The exterior of Rise Up Community School in Denver. Denver Police Department officials announced that it will investigate how a search for a student wanted for a shooting who attended the high school was conducted in April.

(AP Photo/David Zalubowski)

The Denver Police Department is up against increasing criticism for how it handled a criminal search of an alternative high school last month.

Officers entered Rise Up Community School on April 24, looking for a student accused of attempted murder. School staff members say officers drew weapons during the search, all while going classroom-to-classroom for a student who was not in the building.

Denver’s Department of Public Safety announced Thursday it had opened an investigation into the incident. Later that evening, students, staff and teachers from RiseUp demanded answers at Denver Public School Board meeting.

Mary Jimenez, a junior at the school made up mostly of Latino, Black and Native American students, told the board that some of her peers have been afraid to come to school since the search.

“Because we are students of color and students of low-income, we get harassed and pushed around and we are expected not to fight back,” Jimenez said. “We need our respect and we need answers.”

Jimenez said those answers should include which school official authorized the search.

Lucas Ketzer, principal of the Rise Up Community School, poses for a portrait at the door of the high school Thursday, May 17, 2018, in Denver. 

(AP Photo/David Zalubowski)

Lucas Ketzer, the school’s principal, said he was not that official. He told board members that officers asked him to look for the student inside the school. After he informed the police the student wasn’t in the building, he returned to a meeting under the assumption that DPD would not search the school.

The department insists it had reason to believe the student was there. In a statement published by Westword, police added they entered the school because, given the nature of the charges, the student could have been a threat to other students or staff members. Contrary to Ketzer’s account, they said they worked with him to gain access to the building.

Police also established a perimeter around the school during the search. Ketzer said that one of the staff members exited the back door to make sure no students were outside. At that point, Ketzer said three officers drew their weapons on the staff member and told her she could not go back into the building.

The department did not specifically deny that claim. Their statement claims “officers that were inside did not draw their weapons at any point during the search for the suspect.”

The student police were searching for turned himself in a few days later and has been charged with attempted first-degree murder, The Associated Press reports.

The incident has renewed worries over the effects of police inside schools, especially alternative schools like RiseUp. The charter high school serves about 100 students who are at risk of dropping out of traditional schools.

At the board meeting, representatives for Padres y Jovenes Unidos, a nonprofit that advocates for racial justice in schools, said the police would have handled the situation differently if the majority of the students were white.

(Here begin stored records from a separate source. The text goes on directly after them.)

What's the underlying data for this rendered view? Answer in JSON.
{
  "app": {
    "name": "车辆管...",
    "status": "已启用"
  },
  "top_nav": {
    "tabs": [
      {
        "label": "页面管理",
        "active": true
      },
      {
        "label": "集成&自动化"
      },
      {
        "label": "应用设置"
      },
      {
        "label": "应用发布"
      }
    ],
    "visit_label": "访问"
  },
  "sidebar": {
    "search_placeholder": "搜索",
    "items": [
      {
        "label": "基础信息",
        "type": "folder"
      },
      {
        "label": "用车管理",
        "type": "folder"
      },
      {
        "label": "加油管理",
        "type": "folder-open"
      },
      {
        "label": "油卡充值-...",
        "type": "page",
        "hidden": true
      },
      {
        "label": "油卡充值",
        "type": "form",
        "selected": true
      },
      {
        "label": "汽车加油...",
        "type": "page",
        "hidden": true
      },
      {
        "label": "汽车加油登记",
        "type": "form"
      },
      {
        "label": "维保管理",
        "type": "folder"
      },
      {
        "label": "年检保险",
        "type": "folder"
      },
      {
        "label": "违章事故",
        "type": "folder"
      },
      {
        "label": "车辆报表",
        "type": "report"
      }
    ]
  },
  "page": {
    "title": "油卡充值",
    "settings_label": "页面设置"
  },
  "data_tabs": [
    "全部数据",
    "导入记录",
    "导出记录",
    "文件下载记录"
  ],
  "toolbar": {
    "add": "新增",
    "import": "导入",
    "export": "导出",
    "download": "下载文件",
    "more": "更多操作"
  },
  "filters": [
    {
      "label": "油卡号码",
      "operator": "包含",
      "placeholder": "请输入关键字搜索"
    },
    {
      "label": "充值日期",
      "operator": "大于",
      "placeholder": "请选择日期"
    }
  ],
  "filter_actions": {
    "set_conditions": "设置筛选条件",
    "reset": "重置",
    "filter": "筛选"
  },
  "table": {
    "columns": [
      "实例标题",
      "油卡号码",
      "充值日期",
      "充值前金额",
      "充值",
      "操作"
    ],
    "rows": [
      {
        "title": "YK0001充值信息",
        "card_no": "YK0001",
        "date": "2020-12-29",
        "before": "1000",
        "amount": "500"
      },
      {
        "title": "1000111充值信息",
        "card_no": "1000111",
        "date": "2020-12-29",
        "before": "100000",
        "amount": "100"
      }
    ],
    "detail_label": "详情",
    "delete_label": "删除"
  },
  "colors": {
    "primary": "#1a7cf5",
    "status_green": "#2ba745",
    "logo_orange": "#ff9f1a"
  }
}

Denver Public Schools Superintendent Tom Boasberg said the district will do all it can to support the ongoing investigation of the incident.

“What happened should not have happened,” he said.